Denver’s lack of options was rooted in NBA contract rules that limited their ability to pay 2022 free agent signing and playoff hero Bruce Brown. He was the most impactful signing of the 2022 offseason despite earning less than the full mid-level exception, just $7.8 million, an astonishing bargain for the 6th man and 5th leading scorer on their finals run. With them being limited in how much they could offer the 26-year-old guard, they were easily outbid by Indiana, which rewarded him with a 2-year, $45 million contract.
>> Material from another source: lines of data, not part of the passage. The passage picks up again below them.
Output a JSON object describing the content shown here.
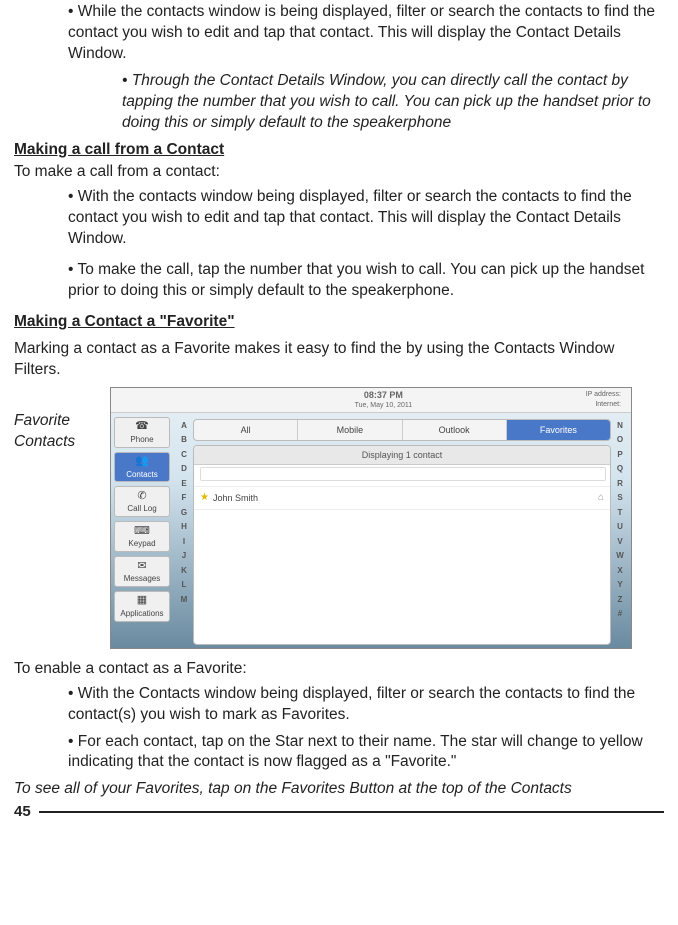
{
  "bullets": {
    "b1": "• While the contacts window is being displayed, filter or search the contacts to find the contact you wish to edit and tap that contact. This will display the Contact Details Window.",
    "b1a": "• Through the Contact Details Window, you can directly call the contact by tapping the number that you wish to call. You can pick up the handset prior to doing this or simply default to the speakerphone"
  },
  "heading1": "Making a call from a Contact",
  "para1": "To make a call from a contact:",
  "call_bullets": {
    "b1": "• With the contacts window being displayed, filter or search the contacts to find the contact you wish to edit and tap that contact. This will display the Contact Details Window.",
    "b2": "• To make the call, tap the number that you wish to call. You can pick up the handset prior to doing this or simply default to the speakerphone."
  },
  "heading2": "Making a Contact a \"Favorite\" ",
  "para2": "Marking a contact as a Favorite makes it easy to find the by using the Contacts Window Filters.",
  "fig_label": "Favorite Contacts",
  "screenshot": {
    "time": "08:37 PM",
    "date": "Tue, May 10, 2011",
    "ip_label": "IP address:",
    "ip_status": "Internet:",
    "sidebar": [
      {
        "label": "Phone"
      },
      {
        "label": "Contacts"
      },
      {
        "label": "Call Log"
      },
      {
        "label": "Keypad"
      },
      {
        "label": "Messages"
      },
      {
        "label": "Applications"
      }
    ],
    "tabs": [
      "All",
      "Mobile",
      "Outlook",
      "Favorites"
    ],
    "list_header": "Displaying 1 contact",
    "contact_name": "John Smith",
    "left_letters": [
      "A",
      "B",
      "C",
      "D",
      "E",
      "F",
      "G",
      "H",
      "I",
      "J",
      "K",
      "L",
      "M"
    ],
    "right_letters": [
      "N",
      "O",
      "P",
      "Q",
      "R",
      "S",
      "T",
      "U",
      "V",
      "W",
      "X",
      "Y",
      "Z",
      "#"
    ]
  },
  "para3": "To enable a contact as a Favorite:",
  "enable_bullets": {
    "b1": "• With the Contacts window being displayed, filter or search the contacts to find the contact(s) you wish to mark as Favorites.",
    "b2": "• For each contact, tap on the Star next to their name. The star will change to yellow indicating that the contact is now flagged as a \"Favorite.\""
  },
  "note": "To see all of your Favorites, tap on the Favorites Button at the top of the Contacts",
  "page_number": "45"
}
Denver was forced to rebuild their bench the same way they built their championship team, drafting and developing quality role players around their MVP, Nikola Jokic. As they did with last year’s 21st pick in the draft (the aforementioned Christian Braun), Denver traded into more picks in a deep 2023 draft class in order to search for more bench players who can contribute. Multiple pre-draft trades netted them the 29th, 32nd, and 37th picks, an unusual team-building strategy for a contender, much less a defending champion.
Denver first looked to replace the guard play of Bruce Brown with sharpshooter Julian Strawther at the end of the first round and old-school point guard Jalen Pickett. Pickett in particular, who could provide a unique option alongside another unorthodox player in Jokic, intrigues as a point guard who has drawn comparisons to old-school players like Mark Jackson.
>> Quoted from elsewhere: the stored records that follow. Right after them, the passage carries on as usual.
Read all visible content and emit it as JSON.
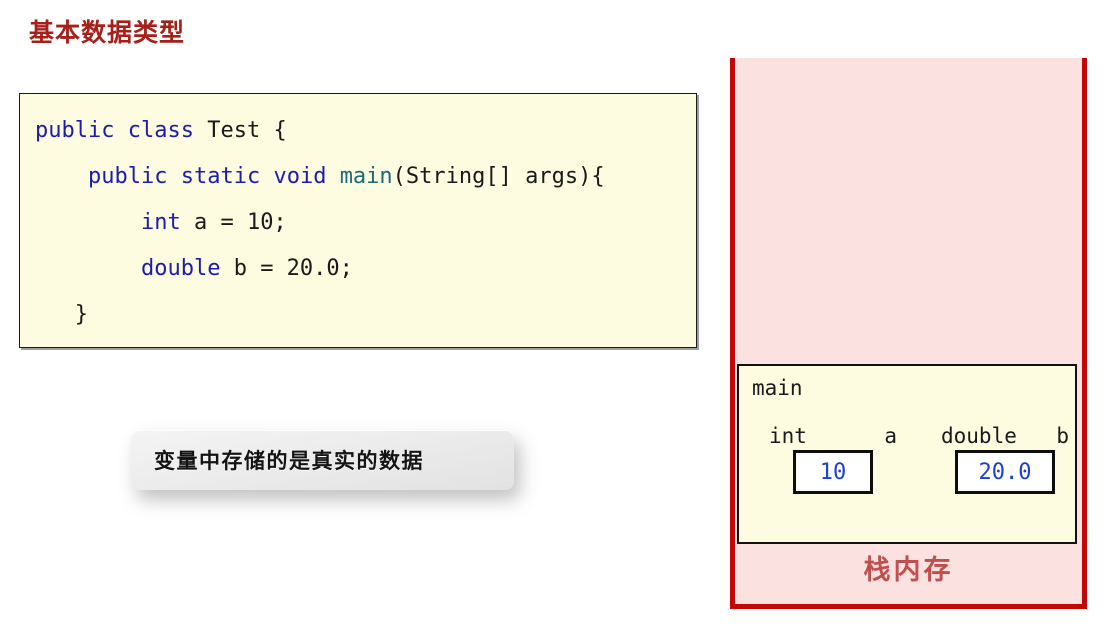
{
  "page": {
    "title": "基本数据类型"
  },
  "code_block": {
    "language": "java",
    "lines": [
      [
        {
          "t": "public",
          "c": "kw"
        },
        {
          "t": " ",
          "c": "plain"
        },
        {
          "t": "class",
          "c": "kw"
        },
        {
          "t": " Test {",
          "c": "plain"
        }
      ],
      [
        {
          "t": "    ",
          "c": "plain"
        },
        {
          "t": "public",
          "c": "kw"
        },
        {
          "t": " ",
          "c": "plain"
        },
        {
          "t": "static",
          "c": "kw"
        },
        {
          "t": " ",
          "c": "plain"
        },
        {
          "t": "void",
          "c": "kw"
        },
        {
          "t": " ",
          "c": "plain"
        },
        {
          "t": "main",
          "c": "fn"
        },
        {
          "t": "(String[] args){",
          "c": "plain"
        }
      ],
      [
        {
          "t": "        ",
          "c": "plain"
        },
        {
          "t": "int",
          "c": "kw"
        },
        {
          "t": " a = 10;",
          "c": "plain"
        }
      ],
      [
        {
          "t": "        ",
          "c": "plain"
        },
        {
          "t": "double",
          "c": "kw"
        },
        {
          "t": " b = 20.0;",
          "c": "plain"
        }
      ],
      [
        {
          "t": "   }",
          "c": "plain"
        }
      ],
      [
        {
          "t": " }",
          "c": "plain"
        }
      ]
    ]
  },
  "callout": {
    "text": "变量中存储的是真实的数据"
  },
  "stack_panel": {
    "label": "栈内存",
    "frame": {
      "name": "main",
      "variables": [
        {
          "type": "int",
          "name": "a",
          "value": "10"
        },
        {
          "type": "double",
          "name": "b",
          "value": "20.0"
        }
      ]
    }
  },
  "colors": {
    "title_red": "#a62019",
    "panel_border_red": "#c00808",
    "panel_fill_pink": "#fce1e1",
    "stack_label_red": "#bf504d",
    "code_bg": "#fdfbe0",
    "keyword_blue": "#1c1cb0",
    "method_teal": "#1d6a78",
    "value_blue": "#1c3fd4"
  }
}
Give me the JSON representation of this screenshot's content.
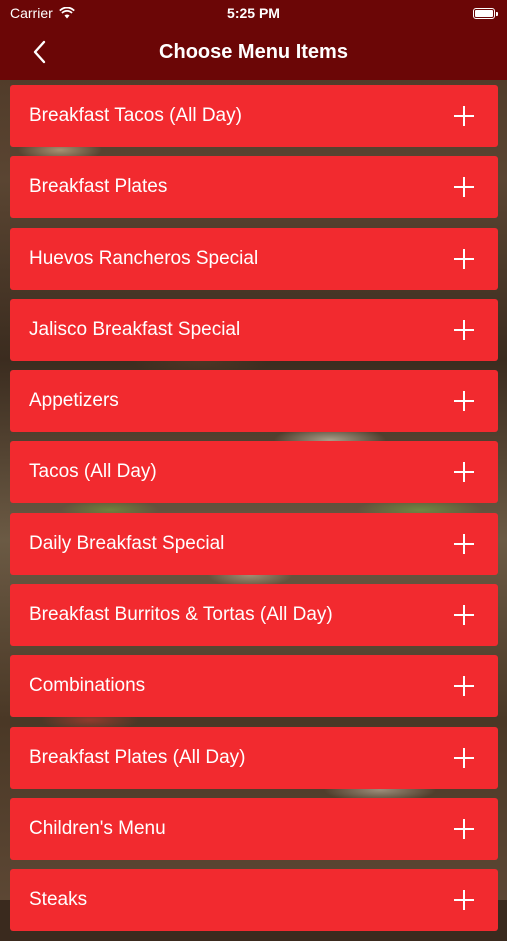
{
  "status_bar": {
    "carrier": "Carrier",
    "time": "5:25 PM"
  },
  "header": {
    "title": "Choose Menu Items",
    "back_icon": "chevron-left-icon"
  },
  "menu": {
    "items": [
      {
        "label": "Breakfast Tacos (All Day)"
      },
      {
        "label": "Breakfast Plates"
      },
      {
        "label": "Huevos Rancheros Special"
      },
      {
        "label": "Jalisco Breakfast Special"
      },
      {
        "label": "Appetizers"
      },
      {
        "label": "Tacos (All Day)"
      },
      {
        "label": "Daily Breakfast Special"
      },
      {
        "label": "Breakfast Burritos & Tortas (All Day)"
      },
      {
        "label": "Combinations"
      },
      {
        "label": "Breakfast Plates (All Day)"
      },
      {
        "label": "Children's Menu"
      },
      {
        "label": "Steaks"
      }
    ]
  },
  "colors": {
    "header": "#6b0606",
    "item": "#f22a2f"
  }
}
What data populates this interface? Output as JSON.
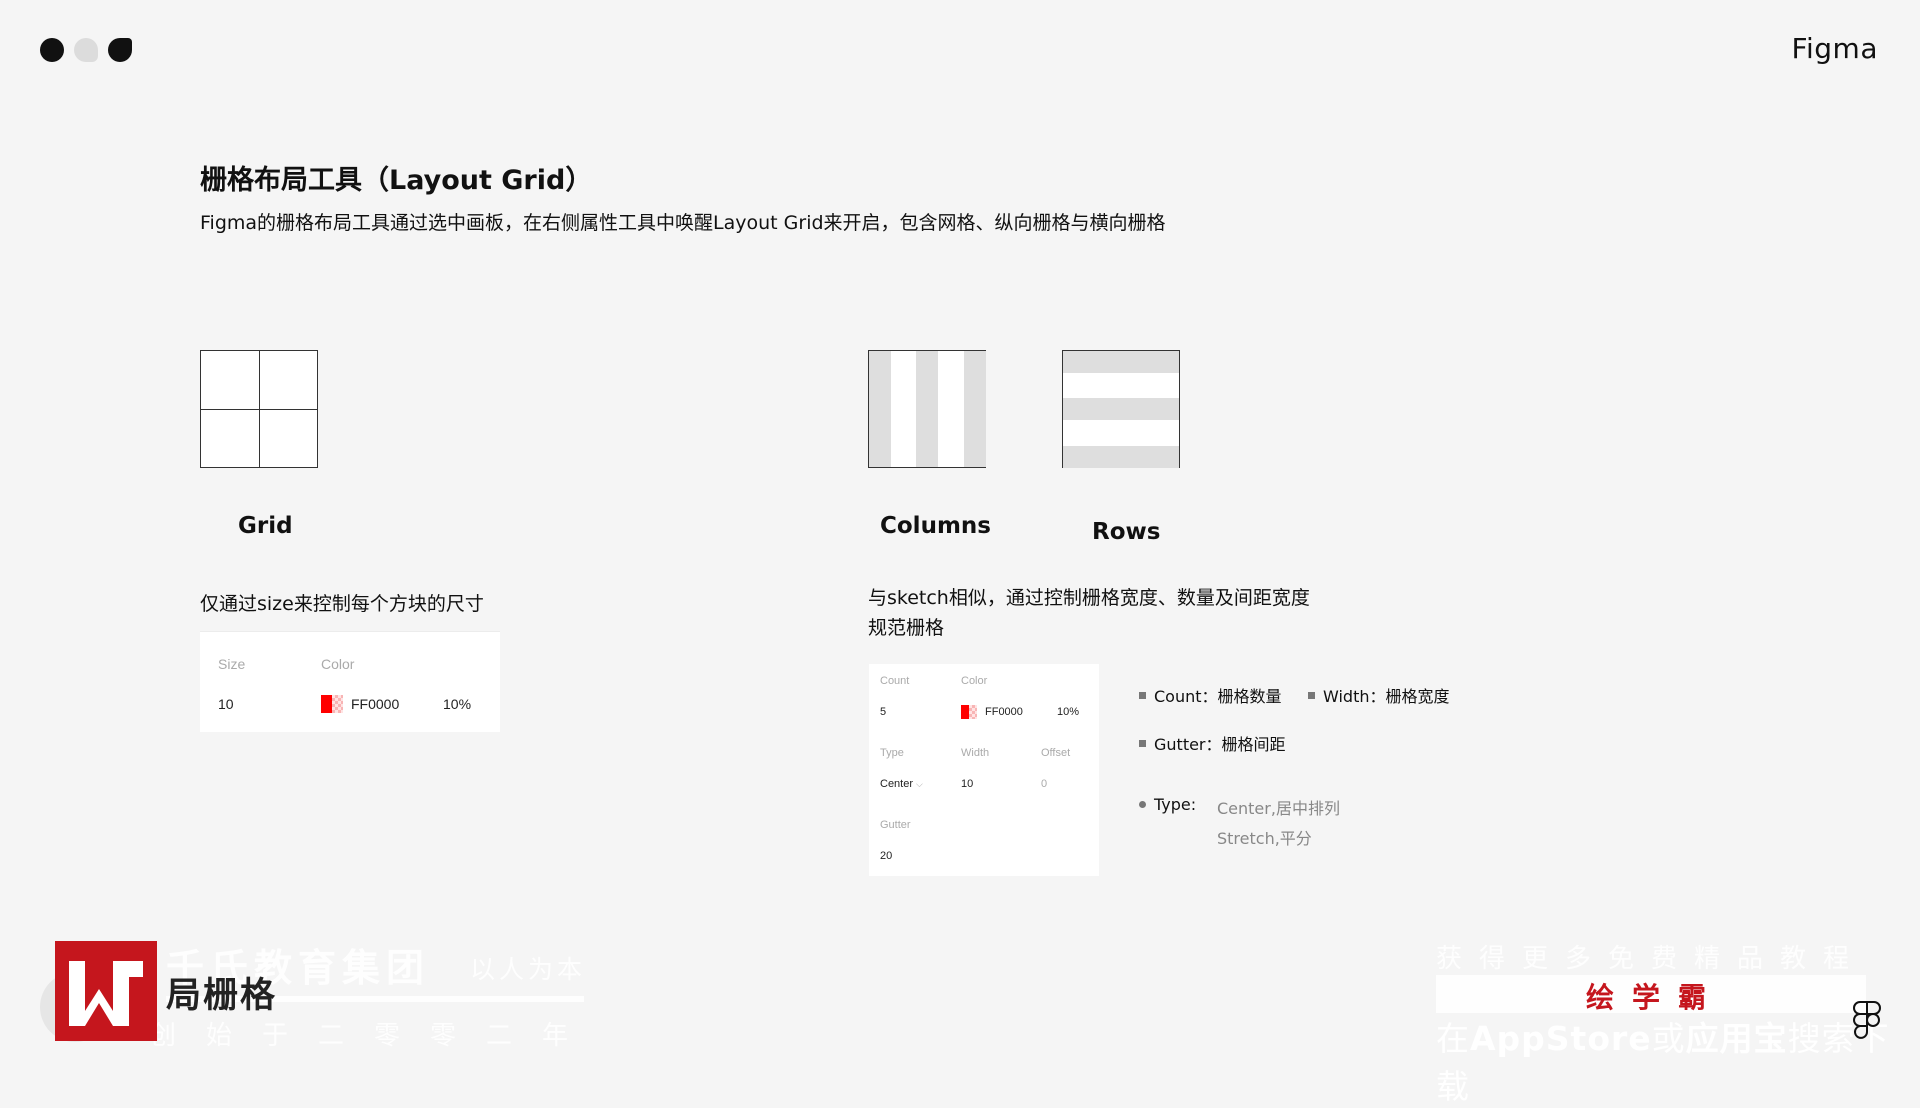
{
  "header": {
    "brand": "Figma"
  },
  "main": {
    "title": "栅格布局工具（Layout Grid）",
    "subtitle": "Figma的栅格布局工具通过选中画板，在右侧属性工具中唤醒Layout Grid来开启，包含网格、纵向栅格与横向栅格"
  },
  "grid_section": {
    "label": "Grid",
    "description": "仅通过size来控制每个方块的尺寸",
    "panel": {
      "size_label": "Size",
      "color_label": "Color",
      "size_value": "10",
      "color_value": "FF0000",
      "opacity_value": "10%"
    }
  },
  "columns_section": {
    "columns_label": "Columns",
    "rows_label": "Rows",
    "description_line1": "与sketch相似，通过控制栅格宽度、数量及间距宽度",
    "description_line2": "规范栅格",
    "panel": {
      "count_label": "Count",
      "color_label": "Color",
      "count_value": "5",
      "color_value": "FF0000",
      "opacity_value": "10%",
      "type_label": "Type",
      "width_label": "Width",
      "offset_label": "Offset",
      "type_value": "Center",
      "width_value": "10",
      "offset_value": "0",
      "gutter_label": "Gutter",
      "gutter_value": "20"
    },
    "legend": {
      "count": "Count：栅格数量",
      "width": "Width：栅格宽度",
      "gutter": "Gutter：栅格间距",
      "type_key": "Type:",
      "type_center": "Center,居中排列",
      "type_stretch": "Stretch,平分"
    }
  },
  "watermark": {
    "page_title": "局栅格",
    "company": "千氏教育集团",
    "slogan": "以人为本",
    "founded": "创始于二零零二年",
    "right_top": "获得更多免费精品教程",
    "right_brand": "绘学霸",
    "right_bottom_pre": "在",
    "right_bottom_store": "AppStore",
    "right_bottom_mid": "或",
    "right_bottom_app": "应用宝",
    "right_bottom_post": "搜索下载"
  }
}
Strawther takes on the mantle of a sharpshooting guard with deep range and a quick trigger after an awkward situation with Bones Hyland led to him getting shipped out for close to nothing after a promising rookie season. His ability to fill up space and shoot from anywhere could make him a quick contributor next to a passer like Jokic.
Denvers’ offseason leaves a lot to be desired.
With the 37th pick, the Nuggets took Hunter Tyson, who has already drawn comparisons to their incumbent starting small forward Michael Porter Jr. as a 6’8 forward who holds his hat on his strong perimeter shooting. It seemed like a low-ceiling pick with little chance to impact, but Tyson showed out in summer league and has the eye of Nuggets fans and coaching already.
He averaged 28.8 points, shot 50% from three-point range, and scored a game-high 31 points on 7/9 shooting from three in Denver’s fourth game against Miami. He could be a plug-and-play backup for Porter off the bench as soon as 2023, and it appears Denver’s strategy could be paying off.
Denver was forced into a risky and uninspiring (from afar) offseason by being forced to lose multiple rotation players from their championship rotation. They lost veteran leadership and didn’t have open money to replace it, so they looked to build through the draft in the same way they crafted their starting lineup that led them to a triumphant season.
Every rookie is a risk, and the team could find themselves looking for answers as the season pans out, but their strategy will also provide them with the easiest way there is to find role players who fit on cheap contracts. Denver fans will watch with promise and nervousness to see how the next potential championship rotation is formed as the team rosters three rookies heading into the year.